• [What is needed] Look for the word "Shinjuku" in the material below. Copy each line that has it.

Start of Block

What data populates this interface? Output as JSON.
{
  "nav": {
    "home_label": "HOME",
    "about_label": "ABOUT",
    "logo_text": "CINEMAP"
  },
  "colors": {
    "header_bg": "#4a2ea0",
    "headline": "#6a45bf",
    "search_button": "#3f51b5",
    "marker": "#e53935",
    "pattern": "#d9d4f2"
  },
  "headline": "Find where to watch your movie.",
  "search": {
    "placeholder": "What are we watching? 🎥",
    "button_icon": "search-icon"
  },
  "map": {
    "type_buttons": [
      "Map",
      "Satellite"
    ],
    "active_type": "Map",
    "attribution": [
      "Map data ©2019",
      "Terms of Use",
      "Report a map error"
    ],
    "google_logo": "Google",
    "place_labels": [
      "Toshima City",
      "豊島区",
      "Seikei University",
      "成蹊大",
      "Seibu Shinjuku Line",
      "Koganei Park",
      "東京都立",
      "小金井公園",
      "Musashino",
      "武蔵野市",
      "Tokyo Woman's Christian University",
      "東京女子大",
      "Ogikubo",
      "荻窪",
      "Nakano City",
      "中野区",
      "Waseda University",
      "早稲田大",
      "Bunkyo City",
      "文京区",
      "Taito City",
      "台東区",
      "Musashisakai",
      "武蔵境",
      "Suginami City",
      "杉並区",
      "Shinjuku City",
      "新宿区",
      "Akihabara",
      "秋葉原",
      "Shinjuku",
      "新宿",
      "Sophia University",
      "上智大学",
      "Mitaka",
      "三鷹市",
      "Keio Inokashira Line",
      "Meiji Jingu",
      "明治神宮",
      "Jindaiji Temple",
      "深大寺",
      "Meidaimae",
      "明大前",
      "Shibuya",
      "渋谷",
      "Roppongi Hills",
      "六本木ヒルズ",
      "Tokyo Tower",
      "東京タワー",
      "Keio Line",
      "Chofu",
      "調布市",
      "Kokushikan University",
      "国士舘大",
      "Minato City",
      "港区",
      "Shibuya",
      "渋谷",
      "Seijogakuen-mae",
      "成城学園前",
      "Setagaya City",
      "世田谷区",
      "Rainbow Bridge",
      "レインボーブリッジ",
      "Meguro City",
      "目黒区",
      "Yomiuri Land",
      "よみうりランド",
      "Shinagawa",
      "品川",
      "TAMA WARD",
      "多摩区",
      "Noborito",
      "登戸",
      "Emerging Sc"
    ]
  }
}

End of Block

• [Exercise answer]
      "Seibu Shinjuku Line",
      "Shinjuku City",
      "Shinjuku",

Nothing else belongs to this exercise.